◆ GOAL OF THE EXERCISE: All records must be restated word for word.

◆ DATA EXTRACTS:
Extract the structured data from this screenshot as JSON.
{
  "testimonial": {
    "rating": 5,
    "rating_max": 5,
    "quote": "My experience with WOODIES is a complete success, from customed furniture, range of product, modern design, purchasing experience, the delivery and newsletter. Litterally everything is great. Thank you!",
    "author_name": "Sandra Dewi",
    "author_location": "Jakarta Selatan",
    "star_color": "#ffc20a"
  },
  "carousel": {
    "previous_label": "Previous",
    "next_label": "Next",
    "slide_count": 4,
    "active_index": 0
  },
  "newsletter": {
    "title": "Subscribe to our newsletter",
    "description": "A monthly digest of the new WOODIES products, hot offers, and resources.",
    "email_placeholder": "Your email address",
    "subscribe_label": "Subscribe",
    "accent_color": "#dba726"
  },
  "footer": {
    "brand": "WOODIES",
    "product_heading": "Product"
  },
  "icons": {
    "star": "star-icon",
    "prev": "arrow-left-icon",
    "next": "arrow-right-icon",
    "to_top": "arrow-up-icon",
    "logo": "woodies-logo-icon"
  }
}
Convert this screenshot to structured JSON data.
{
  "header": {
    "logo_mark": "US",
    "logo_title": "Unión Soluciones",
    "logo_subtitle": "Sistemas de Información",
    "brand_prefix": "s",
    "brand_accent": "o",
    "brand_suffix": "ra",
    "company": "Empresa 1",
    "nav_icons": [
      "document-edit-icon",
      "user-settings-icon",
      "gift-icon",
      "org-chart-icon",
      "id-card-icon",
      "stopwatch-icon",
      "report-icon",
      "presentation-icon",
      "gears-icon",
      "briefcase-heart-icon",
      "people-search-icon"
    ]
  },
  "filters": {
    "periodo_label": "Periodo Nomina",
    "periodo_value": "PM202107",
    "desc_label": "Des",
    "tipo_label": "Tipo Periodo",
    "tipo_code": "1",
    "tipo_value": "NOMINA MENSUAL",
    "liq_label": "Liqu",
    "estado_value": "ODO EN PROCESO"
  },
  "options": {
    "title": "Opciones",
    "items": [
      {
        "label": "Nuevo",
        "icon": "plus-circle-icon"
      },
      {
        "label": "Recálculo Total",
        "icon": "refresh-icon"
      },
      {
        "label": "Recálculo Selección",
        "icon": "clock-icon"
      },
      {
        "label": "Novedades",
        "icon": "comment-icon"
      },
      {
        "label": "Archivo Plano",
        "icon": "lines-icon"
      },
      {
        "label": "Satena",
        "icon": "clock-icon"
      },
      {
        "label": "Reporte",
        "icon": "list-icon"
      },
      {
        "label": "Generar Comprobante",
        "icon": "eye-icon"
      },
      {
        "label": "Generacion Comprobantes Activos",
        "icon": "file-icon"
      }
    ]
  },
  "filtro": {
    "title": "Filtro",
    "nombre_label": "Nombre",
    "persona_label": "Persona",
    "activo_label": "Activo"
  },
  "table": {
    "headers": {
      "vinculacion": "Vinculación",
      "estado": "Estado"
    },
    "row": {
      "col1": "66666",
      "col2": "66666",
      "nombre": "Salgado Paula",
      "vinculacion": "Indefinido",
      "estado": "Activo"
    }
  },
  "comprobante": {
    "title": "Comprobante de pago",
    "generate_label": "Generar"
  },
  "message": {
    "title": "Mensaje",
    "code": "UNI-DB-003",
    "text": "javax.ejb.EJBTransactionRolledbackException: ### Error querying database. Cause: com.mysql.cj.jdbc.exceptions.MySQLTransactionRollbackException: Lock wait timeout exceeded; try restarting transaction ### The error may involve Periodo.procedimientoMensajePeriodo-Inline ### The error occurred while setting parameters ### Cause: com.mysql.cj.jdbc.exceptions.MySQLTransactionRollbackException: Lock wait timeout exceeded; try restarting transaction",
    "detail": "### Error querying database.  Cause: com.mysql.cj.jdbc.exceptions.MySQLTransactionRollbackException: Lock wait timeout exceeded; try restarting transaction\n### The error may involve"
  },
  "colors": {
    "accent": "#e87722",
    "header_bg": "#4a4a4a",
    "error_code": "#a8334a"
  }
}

◆ ANSWER AREA:
Extract the structured data from this screenshot as JSON.
{
  "testimonial": {
    "rating": 5,
    "rating_max": 5,
    "quote": "My experience with WOODIES is a complete success, from customed furniture, range of product, modern design, purchasing experience, the delivery and newsletter. Litterally everything is great. Thank you!",
    "author_name": "Sandra Dewi",
    "author_location": "Jakarta Selatan",
    "star_color": "#ffc20a"
  },
  "carousel": {
    "previous_label": "Previous",
    "next_label": "Next",
    "slide_count": 4,
    "active_index": 0
  },
  "newsletter": {
    "title": "Subscribe to our newsletter",
    "description": "A monthly digest of the new WOODIES products, hot offers, and resources.",
    "email_placeholder": "Your email address",
    "subscribe_label": "Subscribe",
    "accent_color": "#dba726"
  },
  "footer": {
    "brand": "WOODIES",
    "product_heading": "Product"
  },
  "icons": {
    "star": "star-icon",
    "prev": "arrow-left-icon",
    "next": "arrow-right-icon",
    "to_top": "arrow-up-icon",
    "logo": "woodies-logo-icon"
  }
}
Convert this screenshot to structured JSON data.
{
  "header": {
    "logo_mark": "US",
    "logo_title": "Unión Soluciones",
    "logo_subtitle": "Sistemas de Información",
    "brand_prefix": "s",
    "brand_accent": "o",
    "brand_suffix": "ra",
    "company": "Empresa 1",
    "nav_icons": [
      "document-edit-icon",
      "user-settings-icon",
      "gift-icon",
      "org-chart-icon",
      "id-card-icon",
      "stopwatch-icon",
      "report-icon",
      "presentation-icon",
      "gears-icon",
      "briefcase-heart-icon",
      "people-search-icon"
    ]
  },
  "filters": {
    "periodo_label": "Periodo Nomina",
    "periodo_value": "PM202107",
    "desc_label": "Des",
    "tipo_label": "Tipo Periodo",
    "tipo_code": "1",
    "tipo_value": "NOMINA MENSUAL",
    "liq_label": "Liqu",
    "estado_value": "ODO EN PROCESO"
  },
  "options": {
    "title": "Opciones",
    "items": [
      {
        "label": "Nuevo",
        "icon": "plus-circle-icon"
      },
      {
        "label": "Recálculo Total",
        "icon": "refresh-icon"
      },
      {
        "label": "Recálculo Selección",
        "icon": "clock-icon"
      },
      {
        "label": "Novedades",
        "icon": "comment-icon"
      },
      {
        "label": "Archivo Plano",
        "icon": "lines-icon"
      },
      {
        "label": "Satena",
        "icon": "clock-icon"
      },
      {
        "label": "Reporte",
        "icon": "list-icon"
      },
      {
        "label": "Generar Comprobante",
        "icon": "eye-icon"
      },
      {
        "label": "Generacion Comprobantes Activos",
        "icon": "file-icon"
      }
    ]
  },
  "filtro": {
    "title": "Filtro",
    "nombre_label": "Nombre",
    "persona_label": "Persona",
    "activo_label": "Activo"
  },
  "table": {
    "headers": {
      "vinculacion": "Vinculación",
      "estado": "Estado"
    },
    "row": {
      "col1": "66666",
      "col2": "66666",
      "nombre": "Salgado Paula",
      "vinculacion": "Indefinido",
      "estado": "Activo"
    }
  },
  "comprobante": {
    "title": "Comprobante de pago",
    "generate_label": "Generar"
  },
  "message": {
    "title": "Mensaje",
    "code": "UNI-DB-003",
    "text": "javax.ejb.EJBTransactionRolledbackException: ### Error querying database. Cause: com.mysql.cj.jdbc.exceptions.MySQLTransactionRollbackException: Lock wait timeout exceeded; try restarting transaction ### The error may involve Periodo.procedimientoMensajePeriodo-Inline ### The error occurred while setting parameters ### Cause: com.mysql.cj.jdbc.exceptions.MySQLTransactionRollbackException: Lock wait timeout exceeded; try restarting transaction",
    "detail": "### Error querying database.  Cause: com.mysql.cj.jdbc.exceptions.MySQLTransactionRollbackException: Lock wait timeout exceeded; try restarting transaction\n### The error may involve"
  },
  "colors": {
    "accent": "#e87722",
    "header_bg": "#4a4a4a",
    "error_code": "#a8334a"
  }
}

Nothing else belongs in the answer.